Emerging trends - the differences in claims causes across different industries
The Liberty GTS Claims Briefing for 2021 has recently been published. The study analyses the trends for M&A claims and gives clear markers on high-risk areas within M&A deals. In this article, we’ve looked at which industries are the highest risk, and why.
Two sectors dominate when it comes to claims. Industrials is the biggest, and within this manufacturing is the largest problem area. This year there has been a cluster of claims in aerospace and defence, mostly relating to customer contracts. These types of businesses are often dependent on a small number of contracts. If a contract issue slips through the net during a deal, there is clearly the potential for a large claim.
In second place, healthcare businesses have been generating an increasing number of claims in the last few years, largely in the Americas, and many of these are large claims. We believe healthcare transactions must be examined under a heightened risk standard.
Many claims relate to billing or coding issues that have been triggered by audits or a whistle-blower report. These can result in large claims and can trigger a government investigation. Other more recent healthcare claims have involved cyber-related issues. The sharp increase in the number of such attacks reported means that deal teams will in future need to ensure that the underlying business has adequate cyber cover in place as part of their due diligence.
By contrast, businesses operating in the pharmaceutical, biotechnology and medical devices space are producing production-related claims, and these notifications have accounted for some of our largest claims in this sector. Interestingly, we have seen very few claims involving IP issues, usually one of the most significant areas of focus during the due diligence process.
IT deal pricing pushes up claims
In 2020 there has been a noticeable uptick in claims from IT companies , reflecting the increasing number of deals in this space. This has thrown a spotlight on high valuation multiples on deals involving young, fast-growing tech businesses. A high valuation multiple can obviously result in a large claim where the loss is calculated on a ‘multiple-of-EBITDA’ basis, even when the underlying issue is not particularly significant.
As a result we predict that the market may increasingly look to cap the size of the multiple or even exclude the use of a transaction multiple altogether.
Education, Real Estate and Food & Beverage
One unexpected area of increased risk in the last year has been education (private universities and schools). These have involved a range of issues, including the lack of appropriate permits, unpaid tax, non-compliance with health & safety and irregular enrolment practices. This suggests that this sub-sector may involve more risk than traditionally thought.

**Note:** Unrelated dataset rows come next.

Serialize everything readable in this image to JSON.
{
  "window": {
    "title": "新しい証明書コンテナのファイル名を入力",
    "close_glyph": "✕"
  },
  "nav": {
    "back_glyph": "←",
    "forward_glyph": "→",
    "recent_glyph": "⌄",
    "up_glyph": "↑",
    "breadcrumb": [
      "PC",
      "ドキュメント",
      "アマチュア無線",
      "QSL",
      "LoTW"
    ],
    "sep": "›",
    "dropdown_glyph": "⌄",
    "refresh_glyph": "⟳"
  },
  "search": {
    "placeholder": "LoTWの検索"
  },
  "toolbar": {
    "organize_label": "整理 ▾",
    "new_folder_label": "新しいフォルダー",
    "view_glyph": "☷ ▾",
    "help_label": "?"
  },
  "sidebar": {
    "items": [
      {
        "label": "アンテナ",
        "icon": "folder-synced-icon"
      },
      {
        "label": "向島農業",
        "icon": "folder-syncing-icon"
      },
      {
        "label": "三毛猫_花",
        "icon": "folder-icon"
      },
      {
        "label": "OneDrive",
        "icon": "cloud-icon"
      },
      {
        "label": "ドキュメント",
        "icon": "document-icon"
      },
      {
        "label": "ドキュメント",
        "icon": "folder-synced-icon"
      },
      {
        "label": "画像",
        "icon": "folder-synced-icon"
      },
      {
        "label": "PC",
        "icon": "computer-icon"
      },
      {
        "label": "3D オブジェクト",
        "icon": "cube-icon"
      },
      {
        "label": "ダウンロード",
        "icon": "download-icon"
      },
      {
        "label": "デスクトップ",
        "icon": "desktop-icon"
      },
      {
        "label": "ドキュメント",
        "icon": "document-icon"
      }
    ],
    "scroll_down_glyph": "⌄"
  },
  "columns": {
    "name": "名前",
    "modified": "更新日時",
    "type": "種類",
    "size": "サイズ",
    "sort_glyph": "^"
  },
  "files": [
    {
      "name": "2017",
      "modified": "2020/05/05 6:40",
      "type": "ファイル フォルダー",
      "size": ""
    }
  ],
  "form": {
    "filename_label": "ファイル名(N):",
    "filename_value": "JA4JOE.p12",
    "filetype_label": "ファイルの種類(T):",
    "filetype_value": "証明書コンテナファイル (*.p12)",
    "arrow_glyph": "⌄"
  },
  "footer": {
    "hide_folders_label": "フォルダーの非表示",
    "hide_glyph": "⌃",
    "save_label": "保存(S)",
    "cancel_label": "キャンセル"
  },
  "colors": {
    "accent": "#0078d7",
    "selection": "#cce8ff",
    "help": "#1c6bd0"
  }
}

Elsewhere the big issues are different. In real estate , most claims are tax related, though we also see claims for lease and tenancy-related issues, meaning that deals involving retail sites generate more claims than deals involving office buildings. Other common issues include unpaid utility bills and disputes between landlord and tenants around fit-out costs. We are also seeing an increasing number of claims relating to health & safety issues, including non-compliance with fire regulations.
Finally, food and beverage claims have been a notable climber in 2020-21, particularly in Asia. This is partly down to the fact that this industry has complicated supply and distribution agreements. They are also susceptible to problems with obsolescence and spoilage. We have also seen wage-related disputes, reflecting the reality of a low cost, shift-based workforce. There has been an increase in consumer actions against food and beverage companies based on allegations of deceptive advertising.
So, while we see two sectors that need careful watching: healthcare and IT, there is no room for complacency in other industries which each have their own particular post-deal issues to watch out for.